Interface dataset entries
_____

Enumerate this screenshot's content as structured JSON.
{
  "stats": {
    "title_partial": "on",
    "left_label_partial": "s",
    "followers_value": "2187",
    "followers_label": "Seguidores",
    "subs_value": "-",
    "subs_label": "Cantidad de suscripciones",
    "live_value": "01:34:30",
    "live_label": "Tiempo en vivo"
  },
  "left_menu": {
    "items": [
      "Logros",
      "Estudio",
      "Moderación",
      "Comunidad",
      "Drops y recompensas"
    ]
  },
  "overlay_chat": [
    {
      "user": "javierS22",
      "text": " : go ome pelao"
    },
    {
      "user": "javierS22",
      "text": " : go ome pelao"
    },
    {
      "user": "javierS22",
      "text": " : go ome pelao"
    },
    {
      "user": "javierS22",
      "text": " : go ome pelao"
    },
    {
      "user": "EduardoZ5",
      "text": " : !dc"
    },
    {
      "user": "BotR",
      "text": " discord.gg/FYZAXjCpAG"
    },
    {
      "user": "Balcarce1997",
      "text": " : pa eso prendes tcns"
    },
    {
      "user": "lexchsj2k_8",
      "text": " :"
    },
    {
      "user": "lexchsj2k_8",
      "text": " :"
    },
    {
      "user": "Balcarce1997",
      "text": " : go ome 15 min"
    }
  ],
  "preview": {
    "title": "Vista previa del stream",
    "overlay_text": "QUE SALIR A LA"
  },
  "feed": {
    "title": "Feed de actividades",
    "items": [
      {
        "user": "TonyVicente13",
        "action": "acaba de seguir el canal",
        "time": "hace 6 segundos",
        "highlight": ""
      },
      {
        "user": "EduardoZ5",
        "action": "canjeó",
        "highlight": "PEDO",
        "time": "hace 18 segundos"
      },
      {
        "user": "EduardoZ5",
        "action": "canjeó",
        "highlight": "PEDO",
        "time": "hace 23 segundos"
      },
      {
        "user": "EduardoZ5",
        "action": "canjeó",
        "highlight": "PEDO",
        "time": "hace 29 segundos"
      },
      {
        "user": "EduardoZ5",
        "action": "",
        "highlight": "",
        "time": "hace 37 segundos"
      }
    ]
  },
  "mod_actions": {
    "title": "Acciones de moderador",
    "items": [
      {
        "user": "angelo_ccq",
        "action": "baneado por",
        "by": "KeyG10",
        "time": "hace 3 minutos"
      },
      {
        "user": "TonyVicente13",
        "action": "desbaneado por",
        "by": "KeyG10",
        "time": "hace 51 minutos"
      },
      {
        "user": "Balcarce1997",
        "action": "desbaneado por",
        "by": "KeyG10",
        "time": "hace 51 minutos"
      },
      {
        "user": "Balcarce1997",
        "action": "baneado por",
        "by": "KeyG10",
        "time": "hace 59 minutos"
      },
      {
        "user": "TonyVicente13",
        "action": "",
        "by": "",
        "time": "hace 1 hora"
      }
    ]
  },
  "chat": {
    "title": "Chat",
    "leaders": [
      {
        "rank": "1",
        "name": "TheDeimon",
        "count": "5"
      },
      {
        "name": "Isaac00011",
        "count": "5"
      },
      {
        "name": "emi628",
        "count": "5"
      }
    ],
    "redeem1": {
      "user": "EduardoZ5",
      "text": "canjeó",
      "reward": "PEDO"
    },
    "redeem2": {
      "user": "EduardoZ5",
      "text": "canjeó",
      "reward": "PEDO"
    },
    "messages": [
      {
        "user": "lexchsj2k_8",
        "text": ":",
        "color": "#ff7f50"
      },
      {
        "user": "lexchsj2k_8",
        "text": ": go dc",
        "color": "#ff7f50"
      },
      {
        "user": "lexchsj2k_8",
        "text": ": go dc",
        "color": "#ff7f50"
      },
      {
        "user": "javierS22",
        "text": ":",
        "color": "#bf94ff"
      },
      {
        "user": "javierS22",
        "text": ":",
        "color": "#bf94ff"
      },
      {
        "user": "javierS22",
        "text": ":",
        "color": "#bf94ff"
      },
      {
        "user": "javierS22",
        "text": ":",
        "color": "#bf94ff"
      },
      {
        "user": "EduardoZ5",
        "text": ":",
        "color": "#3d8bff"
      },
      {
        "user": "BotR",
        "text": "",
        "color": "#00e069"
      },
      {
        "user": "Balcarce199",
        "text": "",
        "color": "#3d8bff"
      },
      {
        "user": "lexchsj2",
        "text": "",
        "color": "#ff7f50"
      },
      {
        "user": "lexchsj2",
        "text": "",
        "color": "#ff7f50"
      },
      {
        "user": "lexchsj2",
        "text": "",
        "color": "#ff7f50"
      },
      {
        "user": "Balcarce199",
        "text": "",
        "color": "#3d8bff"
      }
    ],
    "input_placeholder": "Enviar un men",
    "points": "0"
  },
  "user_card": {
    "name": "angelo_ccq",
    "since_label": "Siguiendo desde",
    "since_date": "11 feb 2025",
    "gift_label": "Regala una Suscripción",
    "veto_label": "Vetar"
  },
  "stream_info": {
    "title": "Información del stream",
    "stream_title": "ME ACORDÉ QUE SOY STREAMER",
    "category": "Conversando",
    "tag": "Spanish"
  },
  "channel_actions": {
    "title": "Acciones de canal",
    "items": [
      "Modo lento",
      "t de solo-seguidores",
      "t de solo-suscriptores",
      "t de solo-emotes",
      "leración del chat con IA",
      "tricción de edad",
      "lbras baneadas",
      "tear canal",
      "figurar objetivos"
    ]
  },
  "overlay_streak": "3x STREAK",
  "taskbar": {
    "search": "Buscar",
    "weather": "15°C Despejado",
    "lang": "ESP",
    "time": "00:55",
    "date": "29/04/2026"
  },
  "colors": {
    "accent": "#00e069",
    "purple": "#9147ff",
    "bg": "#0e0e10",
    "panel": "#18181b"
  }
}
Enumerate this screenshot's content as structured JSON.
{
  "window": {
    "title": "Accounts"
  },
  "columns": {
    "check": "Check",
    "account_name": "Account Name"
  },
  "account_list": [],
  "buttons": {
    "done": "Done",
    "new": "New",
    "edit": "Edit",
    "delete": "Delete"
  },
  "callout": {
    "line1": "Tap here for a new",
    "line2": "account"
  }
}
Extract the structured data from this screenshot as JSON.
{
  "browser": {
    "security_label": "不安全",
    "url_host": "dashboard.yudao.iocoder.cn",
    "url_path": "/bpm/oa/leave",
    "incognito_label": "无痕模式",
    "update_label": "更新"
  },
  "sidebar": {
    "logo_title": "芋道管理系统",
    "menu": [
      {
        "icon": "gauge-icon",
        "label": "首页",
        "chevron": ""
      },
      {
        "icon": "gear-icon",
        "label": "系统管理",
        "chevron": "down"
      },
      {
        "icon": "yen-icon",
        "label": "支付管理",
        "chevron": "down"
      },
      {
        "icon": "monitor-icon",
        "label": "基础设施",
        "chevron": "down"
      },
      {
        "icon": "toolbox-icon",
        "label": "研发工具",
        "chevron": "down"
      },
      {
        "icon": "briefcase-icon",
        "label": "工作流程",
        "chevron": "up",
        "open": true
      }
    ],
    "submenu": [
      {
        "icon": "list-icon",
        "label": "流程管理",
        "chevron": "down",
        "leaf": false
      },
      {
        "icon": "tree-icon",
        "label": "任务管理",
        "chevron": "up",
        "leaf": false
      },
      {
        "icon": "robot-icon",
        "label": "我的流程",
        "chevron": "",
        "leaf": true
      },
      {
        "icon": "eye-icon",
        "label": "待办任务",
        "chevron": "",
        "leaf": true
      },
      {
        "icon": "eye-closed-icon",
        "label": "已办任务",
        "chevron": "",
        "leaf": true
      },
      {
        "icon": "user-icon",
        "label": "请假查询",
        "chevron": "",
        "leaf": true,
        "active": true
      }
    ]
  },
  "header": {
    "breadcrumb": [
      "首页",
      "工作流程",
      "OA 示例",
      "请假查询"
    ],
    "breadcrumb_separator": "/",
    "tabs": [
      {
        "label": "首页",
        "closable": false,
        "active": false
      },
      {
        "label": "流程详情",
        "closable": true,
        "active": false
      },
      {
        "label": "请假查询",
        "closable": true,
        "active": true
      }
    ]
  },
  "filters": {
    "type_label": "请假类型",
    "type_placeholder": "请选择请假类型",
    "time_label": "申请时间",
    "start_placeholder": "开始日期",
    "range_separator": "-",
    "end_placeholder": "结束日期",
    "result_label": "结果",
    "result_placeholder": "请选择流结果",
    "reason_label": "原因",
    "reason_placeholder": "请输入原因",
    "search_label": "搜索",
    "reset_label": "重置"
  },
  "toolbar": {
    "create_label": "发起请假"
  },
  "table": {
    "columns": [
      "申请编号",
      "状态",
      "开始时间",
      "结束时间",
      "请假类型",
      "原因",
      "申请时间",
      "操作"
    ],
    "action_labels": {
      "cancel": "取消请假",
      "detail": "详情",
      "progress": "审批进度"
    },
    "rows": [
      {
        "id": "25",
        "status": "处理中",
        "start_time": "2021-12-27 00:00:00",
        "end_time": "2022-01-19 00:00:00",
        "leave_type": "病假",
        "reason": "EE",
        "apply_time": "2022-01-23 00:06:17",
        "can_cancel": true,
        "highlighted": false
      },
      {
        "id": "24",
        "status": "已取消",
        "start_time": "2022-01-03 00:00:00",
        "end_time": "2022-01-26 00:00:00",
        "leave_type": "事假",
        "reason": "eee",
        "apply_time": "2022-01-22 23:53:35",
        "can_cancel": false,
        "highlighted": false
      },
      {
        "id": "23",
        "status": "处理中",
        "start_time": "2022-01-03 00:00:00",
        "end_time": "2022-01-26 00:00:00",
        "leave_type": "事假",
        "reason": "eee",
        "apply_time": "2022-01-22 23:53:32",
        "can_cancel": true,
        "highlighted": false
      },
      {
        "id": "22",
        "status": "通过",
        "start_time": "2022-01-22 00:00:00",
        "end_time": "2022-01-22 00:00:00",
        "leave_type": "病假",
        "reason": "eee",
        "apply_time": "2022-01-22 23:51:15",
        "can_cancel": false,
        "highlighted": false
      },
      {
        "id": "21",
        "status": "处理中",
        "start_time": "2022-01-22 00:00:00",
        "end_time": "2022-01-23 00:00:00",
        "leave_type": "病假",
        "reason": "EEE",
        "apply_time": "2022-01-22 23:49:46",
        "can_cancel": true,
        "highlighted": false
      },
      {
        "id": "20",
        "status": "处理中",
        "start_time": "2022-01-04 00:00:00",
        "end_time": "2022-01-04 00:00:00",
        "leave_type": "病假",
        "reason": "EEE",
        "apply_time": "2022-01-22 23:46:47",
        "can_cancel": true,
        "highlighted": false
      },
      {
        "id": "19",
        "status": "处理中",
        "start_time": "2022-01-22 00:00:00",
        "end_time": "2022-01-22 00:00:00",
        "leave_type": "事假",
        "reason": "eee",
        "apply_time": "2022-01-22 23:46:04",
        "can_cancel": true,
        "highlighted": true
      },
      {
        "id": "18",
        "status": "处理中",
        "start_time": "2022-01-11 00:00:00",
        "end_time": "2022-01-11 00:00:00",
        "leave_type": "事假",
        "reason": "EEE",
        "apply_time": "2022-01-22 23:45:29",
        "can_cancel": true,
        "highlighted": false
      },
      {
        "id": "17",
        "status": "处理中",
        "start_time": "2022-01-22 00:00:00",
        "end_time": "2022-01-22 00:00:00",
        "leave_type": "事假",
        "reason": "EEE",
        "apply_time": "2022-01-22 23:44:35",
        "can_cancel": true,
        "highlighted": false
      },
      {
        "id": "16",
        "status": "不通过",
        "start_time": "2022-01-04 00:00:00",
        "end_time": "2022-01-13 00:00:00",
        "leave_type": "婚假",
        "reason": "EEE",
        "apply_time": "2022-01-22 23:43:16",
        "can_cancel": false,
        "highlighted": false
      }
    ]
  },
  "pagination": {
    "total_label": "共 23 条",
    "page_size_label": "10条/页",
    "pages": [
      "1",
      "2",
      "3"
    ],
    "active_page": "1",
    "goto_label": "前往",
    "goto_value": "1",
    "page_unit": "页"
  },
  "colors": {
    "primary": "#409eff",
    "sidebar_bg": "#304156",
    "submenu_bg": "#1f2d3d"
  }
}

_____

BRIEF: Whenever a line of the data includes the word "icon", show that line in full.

RESPONSE:
        "icon": "gauge-icon",
        "icon": "gear-icon",
        "icon": "yen-icon",
        "icon": "monitor-icon",
        "icon": "toolbox-icon",
        "icon": "briefcase-icon",
        "icon": "list-icon",
        "icon": "tree-icon",
        "icon": "robot-icon",
        "icon": "eye-icon",
        "icon": "eye-closed-icon",
        "icon": "user-icon",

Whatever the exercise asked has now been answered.